§ Instructions to follow
Set every line of the listing down again, keeping it identical.

§ Dataset records
______________________________
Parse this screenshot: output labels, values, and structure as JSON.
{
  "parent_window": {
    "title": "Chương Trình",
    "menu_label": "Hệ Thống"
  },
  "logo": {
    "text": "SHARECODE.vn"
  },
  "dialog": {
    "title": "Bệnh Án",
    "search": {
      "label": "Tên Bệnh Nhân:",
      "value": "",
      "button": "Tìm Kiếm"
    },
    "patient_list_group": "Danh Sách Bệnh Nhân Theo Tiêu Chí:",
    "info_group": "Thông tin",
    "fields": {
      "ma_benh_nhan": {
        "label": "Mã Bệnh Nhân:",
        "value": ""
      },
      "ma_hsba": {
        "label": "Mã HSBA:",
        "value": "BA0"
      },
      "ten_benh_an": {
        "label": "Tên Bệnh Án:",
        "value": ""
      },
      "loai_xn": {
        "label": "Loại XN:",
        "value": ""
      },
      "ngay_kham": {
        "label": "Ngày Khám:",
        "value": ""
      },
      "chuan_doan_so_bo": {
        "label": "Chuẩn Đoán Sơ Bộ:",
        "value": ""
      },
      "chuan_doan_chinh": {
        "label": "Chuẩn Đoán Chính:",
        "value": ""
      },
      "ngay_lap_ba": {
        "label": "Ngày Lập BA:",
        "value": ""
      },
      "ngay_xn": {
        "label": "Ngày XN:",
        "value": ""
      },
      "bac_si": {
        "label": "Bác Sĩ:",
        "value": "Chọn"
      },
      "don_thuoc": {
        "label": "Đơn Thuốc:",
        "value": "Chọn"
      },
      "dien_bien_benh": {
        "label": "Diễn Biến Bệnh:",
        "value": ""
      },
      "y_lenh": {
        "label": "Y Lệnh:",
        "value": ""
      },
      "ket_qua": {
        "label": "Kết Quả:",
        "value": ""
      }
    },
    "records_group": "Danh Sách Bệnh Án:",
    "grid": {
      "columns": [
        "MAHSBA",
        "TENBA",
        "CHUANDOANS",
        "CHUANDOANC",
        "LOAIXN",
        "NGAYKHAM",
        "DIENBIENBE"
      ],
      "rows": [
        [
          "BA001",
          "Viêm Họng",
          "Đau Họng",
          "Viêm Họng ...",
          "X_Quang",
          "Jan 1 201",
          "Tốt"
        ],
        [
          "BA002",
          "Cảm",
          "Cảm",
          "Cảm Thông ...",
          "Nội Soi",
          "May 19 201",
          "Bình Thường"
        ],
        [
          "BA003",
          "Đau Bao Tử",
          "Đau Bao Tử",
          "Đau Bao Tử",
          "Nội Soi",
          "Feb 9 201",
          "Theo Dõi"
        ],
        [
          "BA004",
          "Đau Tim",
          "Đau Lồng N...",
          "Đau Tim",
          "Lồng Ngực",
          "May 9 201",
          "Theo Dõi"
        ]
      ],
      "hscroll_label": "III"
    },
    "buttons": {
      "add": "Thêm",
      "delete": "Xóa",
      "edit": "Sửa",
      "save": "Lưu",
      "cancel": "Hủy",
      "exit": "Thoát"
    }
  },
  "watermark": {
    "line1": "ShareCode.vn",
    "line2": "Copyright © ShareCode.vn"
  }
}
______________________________
§ Response to the task
Parse this screenshot: output labels, values, and structure as JSON.
{
  "parent_window": {
    "title": "Chương Trình",
    "menu_label": "Hệ Thống"
  },
  "logo": {
    "text": "SHARECODE.vn"
  },
  "dialog": {
    "title": "Bệnh Án",
    "search": {
      "label": "Tên Bệnh Nhân:",
      "value": "",
      "button": "Tìm Kiếm"
    },
    "patient_list_group": "Danh Sách Bệnh Nhân Theo Tiêu Chí:",
    "info_group": "Thông tin",
    "fields": {
      "ma_benh_nhan": {
        "label": "Mã Bệnh Nhân:",
        "value": ""
      },
      "ma_hsba": {
        "label": "Mã HSBA:",
        "value": "BA0"
      },
      "ten_benh_an": {
        "label": "Tên Bệnh Án:",
        "value": ""
      },
      "loai_xn": {
        "label": "Loại XN:",
        "value": ""
      },
      "ngay_kham": {
        "label": "Ngày Khám:",
        "value": ""
      },
      "chuan_doan_so_bo": {
        "label": "Chuẩn Đoán Sơ Bộ:",
        "value": ""
      },
      "chuan_doan_chinh": {
        "label": "Chuẩn Đoán Chính:",
        "value": ""
      },
      "ngay_lap_ba": {
        "label": "Ngày Lập BA:",
        "value": ""
      },
      "ngay_xn": {
        "label": "Ngày XN:",
        "value": ""
      },
      "bac_si": {
        "label": "Bác Sĩ:",
        "value": "Chọn"
      },
      "don_thuoc": {
        "label": "Đơn Thuốc:",
        "value": "Chọn"
      },
      "dien_bien_benh": {
        "label": "Diễn Biến Bệnh:",
        "value": ""
      },
      "y_lenh": {
        "label": "Y Lệnh:",
        "value": ""
      },
      "ket_qua": {
        "label": "Kết Quả:",
        "value": ""
      }
    },
    "records_group": "Danh Sách Bệnh Án:",
    "grid": {
      "columns": [
        "MAHSBA",
        "TENBA",
        "CHUANDOANS",
        "CHUANDOANC",
        "LOAIXN",
        "NGAYKHAM",
        "DIENBIENBE"
      ],
      "rows": [
        [
          "BA001",
          "Viêm Họng",
          "Đau Họng",
          "Viêm Họng ...",
          "X_Quang",
          "Jan 1 201",
          "Tốt"
        ],
        [
          "BA002",
          "Cảm",
          "Cảm",
          "Cảm Thông ...",
          "Nội Soi",
          "May 19 201",
          "Bình Thường"
        ],
        [
          "BA003",
          "Đau Bao Tử",
          "Đau Bao Tử",
          "Đau Bao Tử",
          "Nội Soi",
          "Feb 9 201",
          "Theo Dõi"
        ],
        [
          "BA004",
          "Đau Tim",
          "Đau Lồng N...",
          "Đau Tim",
          "Lồng Ngực",
          "May 9 201",
          "Theo Dõi"
        ]
      ],
      "hscroll_label": "III"
    },
    "buttons": {
      "add": "Thêm",
      "delete": "Xóa",
      "edit": "Sửa",
      "save": "Lưu",
      "cancel": "Hủy",
      "exit": "Thoát"
    }
  },
  "watermark": {
    "line1": "ShareCode.vn",
    "line2": "Copyright © ShareCode.vn"
  }
}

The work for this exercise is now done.